## [TASK DIRECTIONS]
Leave the pictures aside and copy all the data exactly.

## [EXCERPTED RECORDS]
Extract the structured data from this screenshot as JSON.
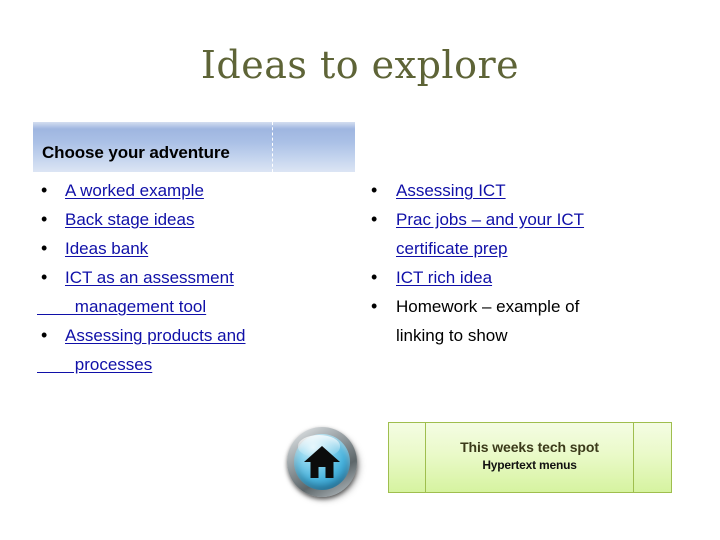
{
  "slide": {
    "title": "Ideas to explore",
    "title_color": "#5e6437"
  },
  "header_band": {
    "label": "Choose your adventure",
    "gradient_from": "#9fb6e0",
    "gradient_to": "#dce5f4"
  },
  "link_color": "#1010a8",
  "left_column": {
    "items": [
      {
        "text": "A worked example",
        "is_link": true,
        "continuation": null
      },
      {
        "text": "Back stage ideas",
        "is_link": true,
        "continuation": null
      },
      {
        "text": "Ideas bank",
        "is_link": true,
        "continuation": null
      },
      {
        "text": "ICT as an assessment",
        "is_link": true,
        "continuation": "        management tool"
      },
      {
        "text": "Assessing products and",
        "is_link": true,
        "continuation": "        processes"
      }
    ]
  },
  "right_column": {
    "items": [
      {
        "text": "Assessing ICT",
        "is_link": true,
        "continuation": null
      },
      {
        "text": "Prac jobs – and your ICT",
        "is_link": true,
        "continuation": "certificate prep"
      },
      {
        "text": "ICT rich idea",
        "is_link": true,
        "continuation": null
      },
      {
        "text": "Homework – example of",
        "is_link": false,
        "continuation": "linking to show"
      }
    ]
  },
  "home_button": {
    "icon": "home-icon",
    "face_color": "#49b3dd",
    "bezel_color": "#80898d"
  },
  "tech_spot": {
    "title": "This weeks tech spot",
    "subtitle": "Hypertext menus",
    "border_color": "#9fbe4e",
    "fill_color": "#eafac9"
  }
}
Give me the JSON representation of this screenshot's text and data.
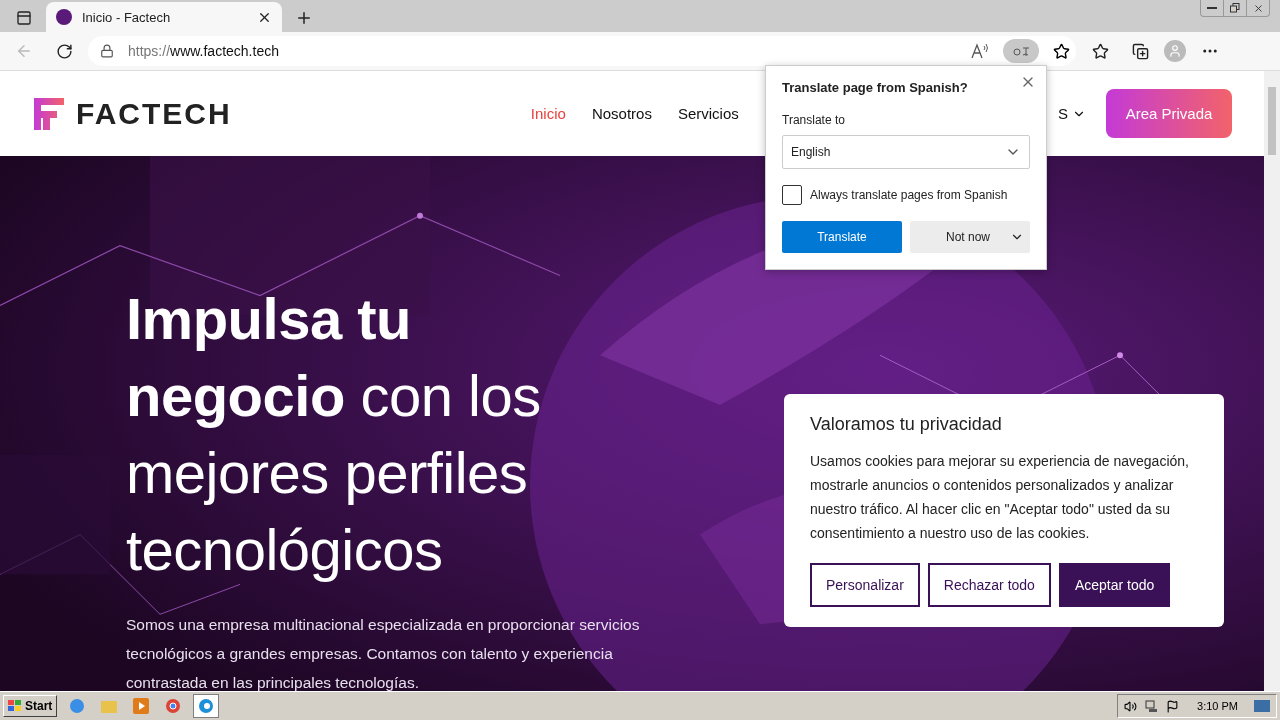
{
  "browser": {
    "tabs": [
      {
        "title": "Inicio - Factech",
        "selected": true
      }
    ],
    "url": {
      "scheme": "https://",
      "host": "www.factech.tech"
    }
  },
  "site": {
    "logo": "FACTECH",
    "nav": [
      {
        "label": "Inicio",
        "selected": true
      },
      {
        "label": "Nosotros",
        "selected": false
      },
      {
        "label": "Servicios",
        "selected": false
      }
    ],
    "language": "S",
    "cta": "Area Privada"
  },
  "hero": {
    "heading": "**Impulsa tu negocio** con los mejores perfiles tecnológicos",
    "text": "Somos una empresa multinacional especializada en proporcionar servicios tecnológicos a grandes empresas. Contamos con talento y experiencia contrastada en las principales tecnologías."
  },
  "translate": {
    "title": "Translate page from  Spanish?",
    "label": "Translate to",
    "language": "English",
    "checkbox": {
      "label": "Always translate pages from Spanish",
      "checked": false
    },
    "primary": "Translate",
    "secondary": "Not now"
  },
  "cookie": {
    "title": "Valoramos tu privacidad",
    "text": "Usamos cookies para mejorar su experiencia de navegación, mostrarle anuncios o contenidos personalizados y analizar nuestro tráfico. Al hacer clic en \"Aceptar todo\" usted da su consentimiento a nuestro uso de las cookies.",
    "buttons": [
      {
        "label": "Personalizar",
        "kind": "outline"
      },
      {
        "label": "Rechazar todo",
        "kind": "outline"
      },
      {
        "label": "Aceptar todo",
        "kind": "filled"
      }
    ]
  },
  "taskbar": {
    "start": "Start",
    "clock": "3:10 PM"
  }
}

## [SOLUTION TO THE PROBLEM]
Extract the structured data from this screenshot as JSON.
{
  "slide": {
    "title": "Ideas to explore",
    "title_color": "#5e6437"
  },
  "header_band": {
    "label": "Choose your adventure",
    "gradient_from": "#9fb6e0",
    "gradient_to": "#dce5f4"
  },
  "link_color": "#1010a8",
  "left_column": {
    "items": [
      {
        "text": "A worked example",
        "is_link": true,
        "continuation": null
      },
      {
        "text": "Back stage ideas",
        "is_link": true,
        "continuation": null
      },
      {
        "text": "Ideas bank",
        "is_link": true,
        "continuation": null
      },
      {
        "text": "ICT as an assessment",
        "is_link": true,
        "continuation": "        management tool"
      },
      {
        "text": "Assessing products and",
        "is_link": true,
        "continuation": "        processes"
      }
    ]
  },
  "right_column": {
    "items": [
      {
        "text": "Assessing ICT",
        "is_link": true,
        "continuation": null
      },
      {
        "text": "Prac jobs – and your ICT",
        "is_link": true,
        "continuation": "certificate prep"
      },
      {
        "text": "ICT rich idea",
        "is_link": true,
        "continuation": null
      },
      {
        "text": "Homework – example of",
        "is_link": false,
        "continuation": "linking to show"
      }
    ]
  },
  "home_button": {
    "icon": "home-icon",
    "face_color": "#49b3dd",
    "bezel_color": "#80898d"
  },
  "tech_spot": {
    "title": "This weeks tech spot",
    "subtitle": "Hypertext menus",
    "border_color": "#9fbe4e",
    "fill_color": "#eafac9"
  }
}
Give me the JSON representation of this screenshot's text and data.
{
  "browser": {
    "tabs": [
      {
        "title": "Inicio - Factech",
        "selected": true
      }
    ],
    "url": {
      "scheme": "https://",
      "host": "www.factech.tech"
    }
  },
  "site": {
    "logo": "FACTECH",
    "nav": [
      {
        "label": "Inicio",
        "selected": true
      },
      {
        "label": "Nosotros",
        "selected": false
      },
      {
        "label": "Servicios",
        "selected": false
      }
    ],
    "language": "S",
    "cta": "Area Privada"
  },
  "hero": {
    "heading": "**Impulsa tu negocio** con los mejores perfiles tecnológicos",
    "text": "Somos una empresa multinacional especializada en proporcionar servicios tecnológicos a grandes empresas. Contamos con talento y experiencia contrastada en las principales tecnologías."
  },
  "translate": {
    "title": "Translate page from  Spanish?",
    "label": "Translate to",
    "language": "English",
    "checkbox": {
      "label": "Always translate pages from Spanish",
      "checked": false
    },
    "primary": "Translate",
    "secondary": "Not now"
  },
  "cookie": {
    "title": "Valoramos tu privacidad",
    "text": "Usamos cookies para mejorar su experiencia de navegación, mostrarle anuncios o contenidos personalizados y analizar nuestro tráfico. Al hacer clic en \"Aceptar todo\" usted da su consentimiento a nuestro uso de las cookies.",
    "buttons": [
      {
        "label": "Personalizar",
        "kind": "outline"
      },
      {
        "label": "Rechazar todo",
        "kind": "outline"
      },
      {
        "label": "Aceptar todo",
        "kind": "filled"
      }
    ]
  },
  "taskbar": {
    "start": "Start",
    "clock": "3:10 PM"
  }
}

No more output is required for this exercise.